|clockwise from top left - lady cream, field,|
purple hull, crowder
Good as it gets
The term 'southern peas' refers to hundreds of different varieties of peas and are subdivided into four main groups: Field peas, Crowder peas, Cream peas and Black-eyed peas and are often marketed as ‘dry peas’. Originally brought to the US from the Niger River basin of West Africa, field peas have been in the New World since colonial times.
Field peas became a staple food among poor residents in the deep American south, as they are drought tolerant and easily adaptable to varying types of soils.
~ Field varieties are normally of the Iron or Clay types with clay peas growing well on clay soils and iron peas growing well on red soils. Robust, these vine type plants usually with smaller seeds produce a dark liquid when cooked. There are various heirlooms available.
~ Crowders have a squarish shape, a result of their being densely packed inside the hull (hence the name); brown crowders have a deep, earthy starchy flavor, are the most prevalent in the south and normally cook up dark. Varieties include 'Carolina,' 'Colossus 80' and ‘Hercules’
~ Cream peas are from a smaller plant type with light colored seeds that cook up light.
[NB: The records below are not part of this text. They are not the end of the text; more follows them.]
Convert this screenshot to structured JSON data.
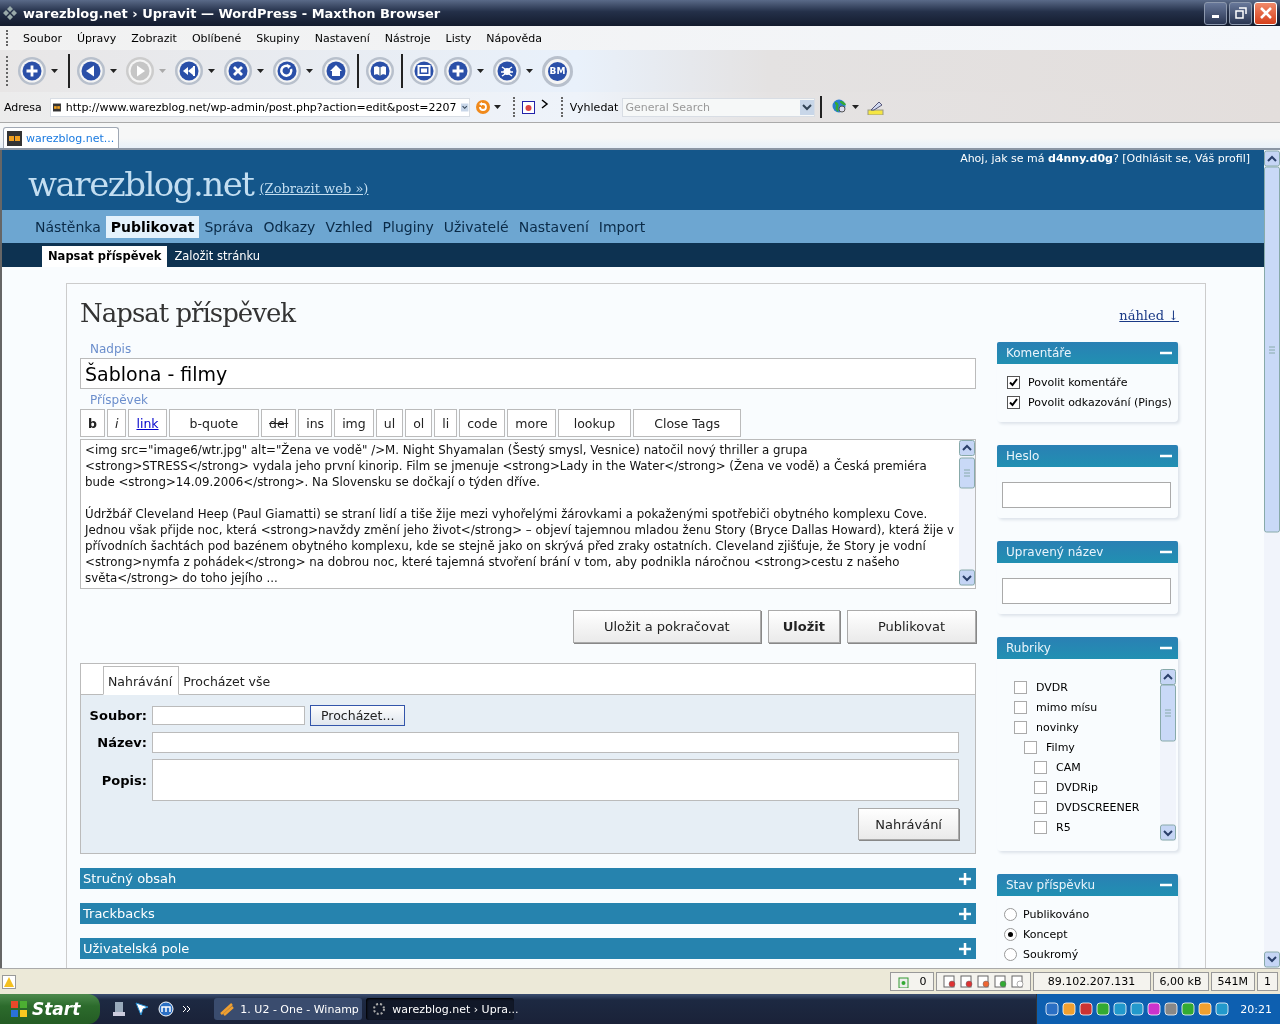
{
  "window": {
    "title": "warezblog.net › Upravit — WordPress - Maxthon Browser"
  },
  "menu": [
    "Soubor",
    "Úpravy",
    "Zobrazit",
    "Oblíbené",
    "Skupiny",
    "Nastavení",
    "Nástroje",
    "Listy",
    "Nápověda"
  ],
  "toolbar": [
    {
      "kind": "new",
      "disabled": false,
      "dropdown": true
    },
    {
      "kind": "back",
      "disabled": false,
      "dropdown": true
    },
    {
      "kind": "forward",
      "disabled": true,
      "dropdown": true
    },
    {
      "kind": "skip",
      "disabled": false,
      "dropdown": true
    },
    {
      "kind": "stop",
      "disabled": false,
      "dropdown": true
    },
    {
      "kind": "refresh",
      "disabled": false,
      "dropdown": true
    },
    {
      "kind": "home",
      "disabled": false,
      "dropdown": false
    },
    {
      "kind": "book",
      "disabled": false,
      "dropdown": false
    },
    {
      "kind": "screen",
      "disabled": false,
      "dropdown": false
    },
    {
      "kind": "add",
      "disabled": false,
      "dropdown": true
    },
    {
      "kind": "bug",
      "disabled": false,
      "dropdown": true
    },
    {
      "kind": "bm",
      "disabled": false,
      "dropdown": false,
      "label": "BM"
    }
  ],
  "address": {
    "label": "Adresa",
    "url": "http://www.warezblog.net/wp-admin/post.php?action=edit&post=2207"
  },
  "search": {
    "label": "Vyhledat",
    "placeholder": "General Search"
  },
  "tabs": [
    {
      "label": "warezblog.net...",
      "selected": true
    }
  ],
  "site": {
    "title": "warezblog.net",
    "view_link": "(Zobrazit web »)",
    "greeting": "Ahoj, jak se má **d4nny.d0g**? [Odhlásit se, Váš profil]"
  },
  "nav": [
    {
      "label": "Nástěnka",
      "selected": false
    },
    {
      "label": "Publikovat",
      "selected": true
    },
    {
      "label": "Správa",
      "selected": false
    },
    {
      "label": "Odkazy",
      "selected": false
    },
    {
      "label": "Vzhled",
      "selected": false
    },
    {
      "label": "Pluginy",
      "selected": false
    },
    {
      "label": "Uživatelé",
      "selected": false
    },
    {
      "label": "Nastavení",
      "selected": false
    },
    {
      "label": "Import",
      "selected": false
    }
  ],
  "subnav": [
    {
      "label": "Napsat příspěvek",
      "selected": true
    },
    {
      "label": "Založit stránku",
      "selected": false
    }
  ],
  "page_title": "Napsat příspěvek",
  "preview_link": "náhled ↓",
  "title_field": {
    "label": "Nadpis",
    "value": "Šablona - filmy"
  },
  "post": {
    "label": "Příspěvek",
    "quicktags": [
      {
        "label": "b",
        "kind": "bold"
      },
      {
        "label": "i",
        "kind": "italic"
      },
      {
        "label": "link",
        "kind": "link"
      },
      {
        "label": "b-quote",
        "kind": "plain"
      },
      {
        "label": "del",
        "kind": "strike"
      },
      {
        "label": "ins",
        "kind": "plain"
      },
      {
        "label": "img",
        "kind": "plain"
      },
      {
        "label": "ul",
        "kind": "plain"
      },
      {
        "label": "ol",
        "kind": "plain"
      },
      {
        "label": "li",
        "kind": "plain"
      },
      {
        "label": "code",
        "kind": "plain"
      },
      {
        "label": "more",
        "kind": "plain"
      },
      {
        "label": "lookup",
        "kind": "plain"
      },
      {
        "label": "Close Tags",
        "kind": "plain"
      }
    ],
    "content": "<img src=\"image6/wtr.jpg\" alt=\"Žena ve vodě\" />M. Night Shyamalan (Šestý smysl, Vesnice) natočil nový thriller a grupa <strong>STRESS</strong> vydala jeho první kinorip. Film se jmenuje <strong>Lady in the Water</strong> (Žena ve vodě) a Česká premiéra bude <strong>14.09.2006</strong>. Na Slovensku se dočkají o týden dříve.\n\nÚdržbář Cleveland Heep (Paul Giamatti) se straní lidí a tiše žije mezi vyhořelými žárovkami a pokaženými spotřebiči obytného komplexu Cove. Jednou však přijde noc, která <strong>navždy změní jeho život</strong> – objeví tajemnou mladou ženu Story (Bryce Dallas Howard), která žije v přívodních šachtách pod bazénem obytného komplexu, kde se stejně jako on skrývá před zraky ostatních. Cleveland zjišťuje, že Story je vodní <strong>nymfa z pohádek</strong> na dobrou noc, které tajemná stvoření brání v tom, aby podnikla náročnou <strong>cestu z našeho světa</strong> do toho jejího ..."
  },
  "actions": [
    {
      "label": "Uložit a pokračovat",
      "primary": false
    },
    {
      "label": "Uložit",
      "primary": true
    },
    {
      "label": "Publikovat",
      "primary": false
    }
  ],
  "upload": {
    "tabs": [
      {
        "label": "Nahrávání",
        "selected": true
      },
      {
        "label": "Procházet vše",
        "selected": false
      }
    ],
    "file_label": "Soubor:",
    "browse_button": "Procházet...",
    "name_label": "Název:",
    "description_label": "Popis:",
    "submit": "Nahrávání"
  },
  "panels": [
    {
      "title": "Stručný obsah",
      "expanded": false
    },
    {
      "title": "Trackbacks",
      "expanded": false
    },
    {
      "title": "Uživatelská pole",
      "expanded": false
    }
  ],
  "sidebar": [
    {
      "title": "Komentáře",
      "kind": "checkboxes",
      "expanded": true,
      "items": [
        {
          "label": "Povolit komentáře",
          "checked": true
        },
        {
          "label": "Povolit odkazování (Pings)",
          "checked": true
        }
      ]
    },
    {
      "title": "Heslo",
      "kind": "field",
      "expanded": true
    },
    {
      "title": "Upravený název",
      "kind": "field",
      "expanded": true
    },
    {
      "title": "Rubriky",
      "kind": "tree",
      "expanded": true,
      "items": [
        {
          "label": "DVDR",
          "checked": false
        },
        {
          "label": "mimo mísu",
          "checked": false
        },
        {
          "label": "novinky",
          "checked": false,
          "children": [
            {
              "label": "Filmy",
              "checked": false,
              "children": [
                {
                  "label": "CAM",
                  "checked": false
                },
                {
                  "label": "DVDRip",
                  "checked": false
                },
                {
                  "label": "DVDSCREENER",
                  "checked": false
                },
                {
                  "label": "R5",
                  "checked": false
                }
              ]
            }
          ]
        }
      ]
    },
    {
      "title": "Stav příspěvku",
      "kind": "radios",
      "expanded": true,
      "items": [
        {
          "label": "Publikováno",
          "selected": false
        },
        {
          "label": "Koncept",
          "selected": true
        },
        {
          "label": "Soukromý",
          "selected": false
        }
      ]
    }
  ],
  "status_bar": {
    "count": "0",
    "ip": "89.102.207.131",
    "size": "6,00 kB",
    "memory": "541M",
    "number": "1"
  },
  "taskbar": {
    "start": "Start",
    "tasks": [
      {
        "label": "1. U2 - One - Winamp",
        "selected": false
      },
      {
        "label": "warezblog.net › Upra...",
        "selected": true
      }
    ],
    "clock": "20:21"
  }
}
The light-hued, unblemished surface of cream peas accounts for the name, though the moniker is often attributed to the cooked peas' butter-soft texture. Lady peas, also known as rice peas, are very small cream peas. Varieties include ‘Zipper Cream,' 'Carolina Cream' and ‘Lady Cream’.
Now for my favorite way in cooking field peas. Enjoy!
Fresh Southern Peas
3 strips of bacon, chopped
1 medium onion, diced
1 garlic clove, minced
3 to 4 cups of fresh shelled peas, washed
4 cups of water
1/4 cup chopped parsley
1 bay leaf
1 teaspoon salt
1 teaspoon sugar
1/2 teaspoon black pepper
Note: Use ham or chicken broth instead of the bacon if desired. I also like to throw in a handful of green snap beans when cooking field peas.